WORK INSTRUCTIONS:
Only the lines that include "expanded" should be copied from the data below.

[Dataset rows describing interfaces]
/---

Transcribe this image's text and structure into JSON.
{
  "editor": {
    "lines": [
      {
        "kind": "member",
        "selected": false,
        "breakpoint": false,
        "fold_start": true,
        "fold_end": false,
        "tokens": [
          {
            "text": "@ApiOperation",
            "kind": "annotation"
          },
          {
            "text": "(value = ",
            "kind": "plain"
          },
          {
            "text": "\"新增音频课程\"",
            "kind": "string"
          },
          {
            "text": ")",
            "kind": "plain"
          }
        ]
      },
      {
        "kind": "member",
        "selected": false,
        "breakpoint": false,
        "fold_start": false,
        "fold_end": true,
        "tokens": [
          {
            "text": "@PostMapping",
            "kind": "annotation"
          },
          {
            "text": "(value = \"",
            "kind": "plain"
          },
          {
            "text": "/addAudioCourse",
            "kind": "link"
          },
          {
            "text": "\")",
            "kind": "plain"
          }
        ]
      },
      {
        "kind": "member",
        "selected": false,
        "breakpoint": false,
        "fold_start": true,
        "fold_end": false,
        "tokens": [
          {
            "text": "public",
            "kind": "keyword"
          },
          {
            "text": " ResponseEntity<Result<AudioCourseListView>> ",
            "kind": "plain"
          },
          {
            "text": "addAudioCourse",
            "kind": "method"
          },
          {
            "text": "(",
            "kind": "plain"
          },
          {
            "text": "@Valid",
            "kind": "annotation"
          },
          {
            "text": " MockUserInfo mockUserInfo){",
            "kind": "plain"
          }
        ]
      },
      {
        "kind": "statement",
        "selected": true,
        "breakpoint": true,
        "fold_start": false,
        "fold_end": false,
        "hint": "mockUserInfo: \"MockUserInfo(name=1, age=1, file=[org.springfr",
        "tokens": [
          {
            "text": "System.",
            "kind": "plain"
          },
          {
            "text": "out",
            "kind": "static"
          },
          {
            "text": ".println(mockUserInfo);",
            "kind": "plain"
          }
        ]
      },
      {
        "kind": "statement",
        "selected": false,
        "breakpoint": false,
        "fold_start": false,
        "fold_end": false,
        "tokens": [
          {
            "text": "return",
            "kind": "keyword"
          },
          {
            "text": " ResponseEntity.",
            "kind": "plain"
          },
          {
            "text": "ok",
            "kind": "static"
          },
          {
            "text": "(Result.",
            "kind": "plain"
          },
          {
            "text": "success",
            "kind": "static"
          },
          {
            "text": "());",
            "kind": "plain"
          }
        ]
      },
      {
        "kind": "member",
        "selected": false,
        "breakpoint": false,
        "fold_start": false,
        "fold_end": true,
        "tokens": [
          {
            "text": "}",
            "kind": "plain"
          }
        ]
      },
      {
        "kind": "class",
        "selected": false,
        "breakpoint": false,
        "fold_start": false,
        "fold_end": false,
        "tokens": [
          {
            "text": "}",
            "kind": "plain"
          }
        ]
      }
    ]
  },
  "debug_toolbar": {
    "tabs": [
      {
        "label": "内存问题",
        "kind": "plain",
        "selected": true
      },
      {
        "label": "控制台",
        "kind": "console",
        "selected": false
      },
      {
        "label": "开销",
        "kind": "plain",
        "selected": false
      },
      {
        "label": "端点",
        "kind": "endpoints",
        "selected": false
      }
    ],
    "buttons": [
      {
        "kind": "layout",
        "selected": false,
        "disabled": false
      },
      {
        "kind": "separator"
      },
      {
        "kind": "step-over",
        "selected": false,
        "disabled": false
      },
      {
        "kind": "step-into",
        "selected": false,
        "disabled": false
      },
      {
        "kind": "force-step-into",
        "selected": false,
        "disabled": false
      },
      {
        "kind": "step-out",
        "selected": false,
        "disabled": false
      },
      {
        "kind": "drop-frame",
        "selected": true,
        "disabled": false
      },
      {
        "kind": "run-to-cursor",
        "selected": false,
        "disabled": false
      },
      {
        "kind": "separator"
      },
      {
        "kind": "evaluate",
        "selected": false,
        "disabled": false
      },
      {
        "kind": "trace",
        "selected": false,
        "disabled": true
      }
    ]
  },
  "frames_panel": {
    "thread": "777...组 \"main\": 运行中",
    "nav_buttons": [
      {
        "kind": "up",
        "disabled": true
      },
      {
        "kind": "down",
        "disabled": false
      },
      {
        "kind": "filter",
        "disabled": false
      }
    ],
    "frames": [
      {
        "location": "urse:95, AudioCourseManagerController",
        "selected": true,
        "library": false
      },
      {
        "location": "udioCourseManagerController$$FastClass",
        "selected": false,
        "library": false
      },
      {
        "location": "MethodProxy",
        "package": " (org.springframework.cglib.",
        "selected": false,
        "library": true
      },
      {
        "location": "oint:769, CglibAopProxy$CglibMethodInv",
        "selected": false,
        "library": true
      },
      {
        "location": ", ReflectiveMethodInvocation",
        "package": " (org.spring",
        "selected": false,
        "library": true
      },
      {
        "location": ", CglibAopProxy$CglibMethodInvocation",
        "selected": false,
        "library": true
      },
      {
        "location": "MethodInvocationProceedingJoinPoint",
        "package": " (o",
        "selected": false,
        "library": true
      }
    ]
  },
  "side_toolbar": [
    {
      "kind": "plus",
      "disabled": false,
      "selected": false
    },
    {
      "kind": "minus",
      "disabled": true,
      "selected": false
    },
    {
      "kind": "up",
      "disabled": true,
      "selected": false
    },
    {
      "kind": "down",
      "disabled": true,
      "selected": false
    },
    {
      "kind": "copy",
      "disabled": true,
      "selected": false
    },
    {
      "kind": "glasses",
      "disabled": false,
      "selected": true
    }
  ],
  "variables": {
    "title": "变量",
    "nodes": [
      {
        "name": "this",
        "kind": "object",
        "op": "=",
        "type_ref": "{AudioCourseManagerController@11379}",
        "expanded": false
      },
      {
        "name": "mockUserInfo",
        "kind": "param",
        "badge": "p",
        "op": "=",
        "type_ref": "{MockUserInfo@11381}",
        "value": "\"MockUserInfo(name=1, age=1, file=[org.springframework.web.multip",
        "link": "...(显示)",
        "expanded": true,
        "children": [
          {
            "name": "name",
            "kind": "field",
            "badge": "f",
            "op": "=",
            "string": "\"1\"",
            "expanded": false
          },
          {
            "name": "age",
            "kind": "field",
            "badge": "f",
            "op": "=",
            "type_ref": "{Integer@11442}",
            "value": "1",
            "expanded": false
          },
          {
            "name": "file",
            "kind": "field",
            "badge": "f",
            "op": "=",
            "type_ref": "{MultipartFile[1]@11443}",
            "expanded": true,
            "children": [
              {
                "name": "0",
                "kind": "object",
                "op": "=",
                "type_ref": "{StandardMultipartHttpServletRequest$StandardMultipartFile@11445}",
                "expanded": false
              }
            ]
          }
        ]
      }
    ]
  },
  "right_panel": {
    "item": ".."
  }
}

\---

OUTPUT:
        "expanded": false
        "expanded": true,
            "expanded": false
            "expanded": false
            "expanded": true,
                "expanded": false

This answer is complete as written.